“There are essentially three things you got to do to prepare for retirement,” Caroline Bruckner, Kogod Tax Policy Center’s managing director, recently told Yahoo Finance Live. “Number one, you got to save in a preferably tax-advantaged retirement saving plan. Number 2, you have to have your individual savings outside of that.”
“And then number three, people tend to rely on Social Security” for retirement, especially women, which often is not enough, Bruckner said. She encourages Americans to look at individual retirement accounts or IRAs.
“IRAs [and] Roth IRAs are things that most Americans don’t necessarily utilize in the way that they should,” Bruckner said.

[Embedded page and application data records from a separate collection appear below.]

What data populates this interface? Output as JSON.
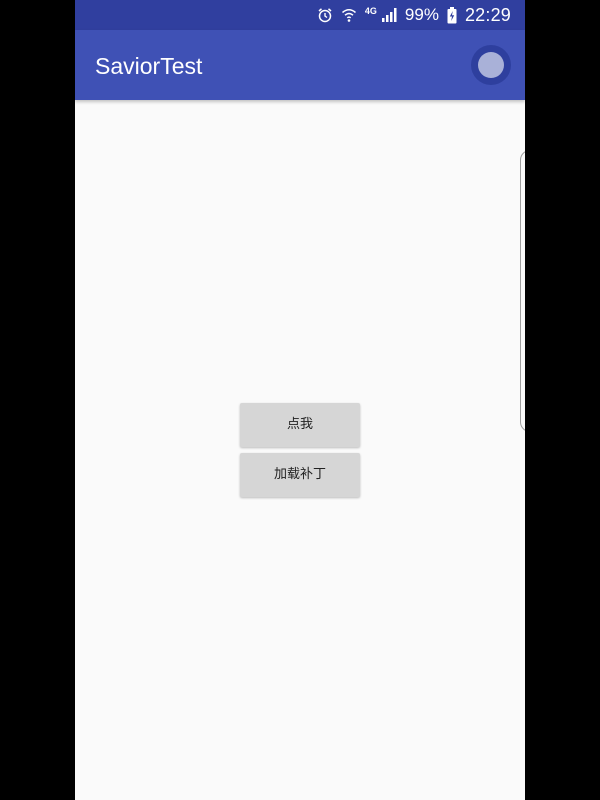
{
  "status_bar": {
    "network_label": "4G",
    "battery_percent": "99%",
    "time": "22:29",
    "icons": [
      "alarm-icon",
      "wifi-icon",
      "signal-icon",
      "battery-charging-icon"
    ],
    "background_color": "#303f9f"
  },
  "app_bar": {
    "title": "SaviorTest",
    "background_color": "#3f51b5",
    "floating_widget": "floating-assistive-ball-icon"
  },
  "buttons": [
    {
      "id": "click-me",
      "label": "点我"
    },
    {
      "id": "load-patch",
      "label": "加载补丁"
    }
  ],
  "colors": {
    "content_background": "#fafafa",
    "button_background": "#d6d6d6",
    "outer_background": "#000000"
  }
}
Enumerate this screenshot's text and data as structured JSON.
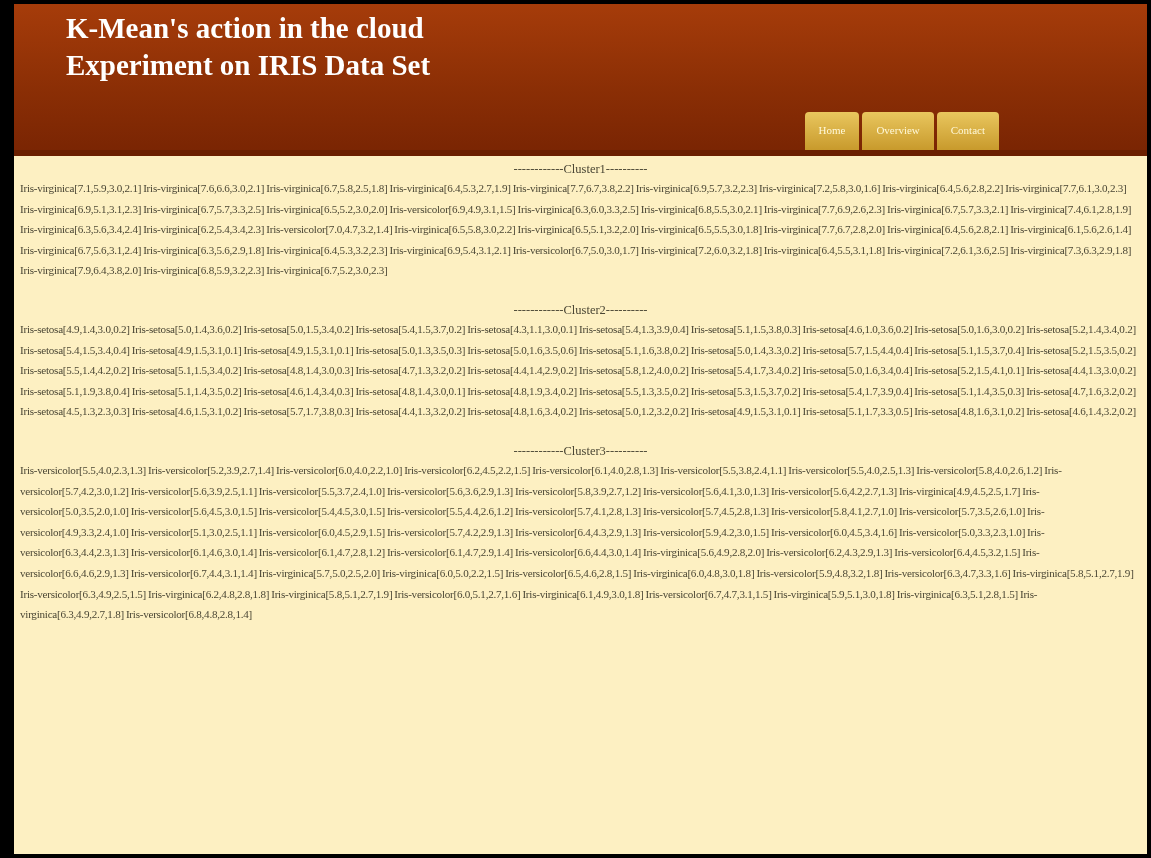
{
  "header": {
    "title_lines": [
      "K-Mean's action in the cloud",
      "Experiment on IRIS Data Set"
    ]
  },
  "nav": [
    "Home",
    "Overview",
    "Contact"
  ],
  "clusters": [
    {
      "heading": "------------Cluster1----------",
      "text": "Iris-virginica[7.1,5.9,3.0,2.1] Iris-virginica[7.6,6.6,3.0,2.1] Iris-virginica[6.7,5.8,2.5,1.8] Iris-virginica[6.4,5.3,2.7,1.9] Iris-virginica[7.7,6.7,3.8,2.2] Iris-virginica[6.9,5.7,3.2,2.3] Iris-virginica[7.2,5.8,3.0,1.6] Iris-virginica[6.4,5.6,2.8,2.2] Iris-virginica[7.7,6.1,3.0,2.3] Iris-virginica[6.9,5.1,3.1,2.3] Iris-virginica[6.7,5.7,3.3,2.5] Iris-virginica[6.5,5.2,3.0,2.0] Iris-versicolor[6.9,4.9,3.1,1.5] Iris-virginica[6.3,6.0,3.3,2.5] Iris-virginica[6.8,5.5,3.0,2.1] Iris-virginica[7.7,6.9,2.6,2.3] Iris-virginica[6.7,5.7,3.3,2.1] Iris-virginica[7.4,6.1,2.8,1.9] Iris-virginica[6.3,5.6,3.4,2.4] Iris-virginica[6.2,5.4,3.4,2.3] Iris-versicolor[7.0,4.7,3.2,1.4] Iris-virginica[6.5,5.8,3.0,2.2] Iris-virginica[6.5,5.1,3.2,2.0] Iris-virginica[6.5,5.5,3.0,1.8] Iris-virginica[7.7,6.7,2.8,2.0] Iris-virginica[6.4,5.6,2.8,2.1] Iris-virginica[6.1,5.6,2.6,1.4] Iris-virginica[6.7,5.6,3.1,2.4] Iris-virginica[6.3,5.6,2.9,1.8] Iris-virginica[6.4,5.3,3.2,2.3] Iris-virginica[6.9,5.4,3.1,2.1] Iris-versicolor[6.7,5.0,3.0,1.7] Iris-virginica[7.2,6.0,3.2,1.8] Iris-virginica[6.4,5.5,3.1,1.8] Iris-virginica[7.2,6.1,3.6,2.5] Iris-virginica[7.3,6.3,2.9,1.8] Iris-virginica[7.9,6.4,3.8,2.0] Iris-virginica[6.8,5.9,3.2,2.3] Iris-virginica[6.7,5.2,3.0,2.3]"
    },
    {
      "heading": "------------Cluster2----------",
      "text": "Iris-setosa[4.9,1.4,3.0,0.2] Iris-setosa[5.0,1.4,3.6,0.2] Iris-setosa[5.0,1.5,3.4,0.2] Iris-setosa[5.4,1.5,3.7,0.2] Iris-setosa[4.3,1.1,3.0,0.1] Iris-setosa[5.4,1.3,3.9,0.4] Iris-setosa[5.1,1.5,3.8,0.3] Iris-setosa[4.6,1.0,3.6,0.2] Iris-setosa[5.0,1.6,3.0,0.2] Iris-setosa[5.2,1.4,3.4,0.2] Iris-setosa[5.4,1.5,3.4,0.4] Iris-setosa[4.9,1.5,3.1,0.1] Iris-setosa[4.9,1.5,3.1,0.1] Iris-setosa[5.0,1.3,3.5,0.3] Iris-setosa[5.0,1.6,3.5,0.6] Iris-setosa[5.1,1.6,3.8,0.2] Iris-setosa[5.0,1.4,3.3,0.2] Iris-setosa[5.7,1.5,4.4,0.4] Iris-setosa[5.1,1.5,3.7,0.4] Iris-setosa[5.2,1.5,3.5,0.2] Iris-setosa[5.5,1.4,4.2,0.2] Iris-setosa[5.1,1.5,3.4,0.2] Iris-setosa[4.8,1.4,3.0,0.3] Iris-setosa[4.7,1.3,3.2,0.2] Iris-setosa[4.4,1.4,2.9,0.2] Iris-setosa[5.8,1.2,4.0,0.2] Iris-setosa[5.4,1.7,3.4,0.2] Iris-setosa[5.0,1.6,3.4,0.4] Iris-setosa[5.2,1.5,4.1,0.1] Iris-setosa[4.4,1.3,3.0,0.2] Iris-setosa[5.1,1.9,3.8,0.4] Iris-setosa[5.1,1.4,3.5,0.2] Iris-setosa[4.6,1.4,3.4,0.3] Iris-setosa[4.8,1.4,3.0,0.1] Iris-setosa[4.8,1.9,3.4,0.2] Iris-setosa[5.5,1.3,3.5,0.2] Iris-setosa[5.3,1.5,3.7,0.2] Iris-setosa[5.4,1.7,3.9,0.4] Iris-setosa[5.1,1.4,3.5,0.3] Iris-setosa[4.7,1.6,3.2,0.2] Iris-setosa[4.5,1.3,2.3,0.3] Iris-setosa[4.6,1.5,3.1,0.2] Iris-setosa[5.7,1.7,3.8,0.3] Iris-setosa[4.4,1.3,3.2,0.2] Iris-setosa[4.8,1.6,3.4,0.2] Iris-setosa[5.0,1.2,3.2,0.2] Iris-setosa[4.9,1.5,3.1,0.1] Iris-setosa[5.1,1.7,3.3,0.5] Iris-setosa[4.8,1.6,3.1,0.2] Iris-setosa[4.6,1.4,3.2,0.2]"
    },
    {
      "heading": "------------Cluster3----------",
      "text": "Iris-versicolor[5.5,4.0,2.3,1.3] Iris-versicolor[5.2,3.9,2.7,1.4] Iris-versicolor[6.0,4.0,2.2,1.0] Iris-versicolor[6.2,4.5,2.2,1.5] Iris-versicolor[6.1,4.0,2.8,1.3] Iris-versicolor[5.5,3.8,2.4,1.1] Iris-versicolor[5.5,4.0,2.5,1.3] Iris-versicolor[5.8,4.0,2.6,1.2] Iris-versicolor[5.7,4.2,3.0,1.2] Iris-versicolor[5.6,3.9,2.5,1.1] Iris-versicolor[5.5,3.7,2.4,1.0] Iris-versicolor[5.6,3.6,2.9,1.3] Iris-versicolor[5.8,3.9,2.7,1.2] Iris-versicolor[5.6,4.1,3.0,1.3] Iris-versicolor[5.6,4.2,2.7,1.3] Iris-virginica[4.9,4.5,2.5,1.7] Iris-versicolor[5.0,3.5,2.0,1.0] Iris-versicolor[5.6,4.5,3.0,1.5] Iris-versicolor[5.4,4.5,3.0,1.5] Iris-versicolor[5.5,4.4,2.6,1.2] Iris-versicolor[5.7,4.1,2.8,1.3] Iris-versicolor[5.7,4.5,2.8,1.3] Iris-versicolor[5.8,4.1,2.7,1.0] Iris-versicolor[5.7,3.5,2.6,1.0] Iris-versicolor[4.9,3.3,2.4,1.0] Iris-versicolor[5.1,3.0,2.5,1.1] Iris-versicolor[6.0,4.5,2.9,1.5] Iris-versicolor[5.7,4.2,2.9,1.3] Iris-versicolor[6.4,4.3,2.9,1.3] Iris-versicolor[5.9,4.2,3.0,1.5] Iris-versicolor[6.0,4.5,3.4,1.6] Iris-versicolor[5.0,3.3,2.3,1.0] Iris-versicolor[6.3,4.4,2.3,1.3] Iris-versicolor[6.1,4.6,3.0,1.4] Iris-versicolor[6.1,4.7,2.8,1.2] Iris-versicolor[6.1,4.7,2.9,1.4] Iris-versicolor[6.6,4.4,3.0,1.4] Iris-virginica[5.6,4.9,2.8,2.0] Iris-versicolor[6.2,4.3,2.9,1.3] Iris-versicolor[6.4,4.5,3.2,1.5] Iris-versicolor[6.6,4.6,2.9,1.3] Iris-versicolor[6.7,4.4,3.1,1.4] Iris-virginica[5.7,5.0,2.5,2.0] Iris-virginica[6.0,5.0,2.2,1.5] Iris-versicolor[6.5,4.6,2.8,1.5] Iris-virginica[6.0,4.8,3.0,1.8] Iris-versicolor[5.9,4.8,3.2,1.8] Iris-versicolor[6.3,4.7,3.3,1.6] Iris-virginica[5.8,5.1,2.7,1.9] Iris-versicolor[6.3,4.9,2.5,1.5] Iris-virginica[6.2,4.8,2.8,1.8] Iris-virginica[5.8,5.1,2.7,1.9] Iris-versicolor[6.0,5.1,2.7,1.6] Iris-virginica[6.1,4.9,3.0,1.8] Iris-versicolor[6.7,4.7,3.1,1.5] Iris-virginica[5.9,5.1,3.0,1.8] Iris-virginica[6.3,5.1,2.8,1.5] Iris-virginica[6.3,4.9,2.7,1.8] Iris-versicolor[6.8,4.8,2.8,1.4]"
    }
  ]
}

For people who don’t have access to a workplace retirement, Bruckner pointed out that setting up an IRA or a Roth IRA can be done online with relative ease and minimal expense, depending on your income.
“The income eligibility rules are fairly generous for most low and moderate-income Americans,” she said, “particularly those that don’t otherwise have access to a retirement plan.”
IRAs and Roth IRAs don’t come with the benefit of automatic paycheck deductions like 401(k)s or 403(b)s, but Bruckner said that “thoughtful taxpayers” can use their annual tax refunds, instead.
Throw that money into an IRA if they don’t otherwise have access to a retirement plan, forget about it, and just let it grow,” she said. Annual IRA contributions are capped at $6,000 and $7,000 for people over age 50.
Investing in other accounts like “traditional retirement savings plans” like IRAs and 401(k)s “can really help substantiate an overall retirement saving strategy.”
“The earlier you can start saving, the faster that money will grow and help substantiate your retirement,” she said.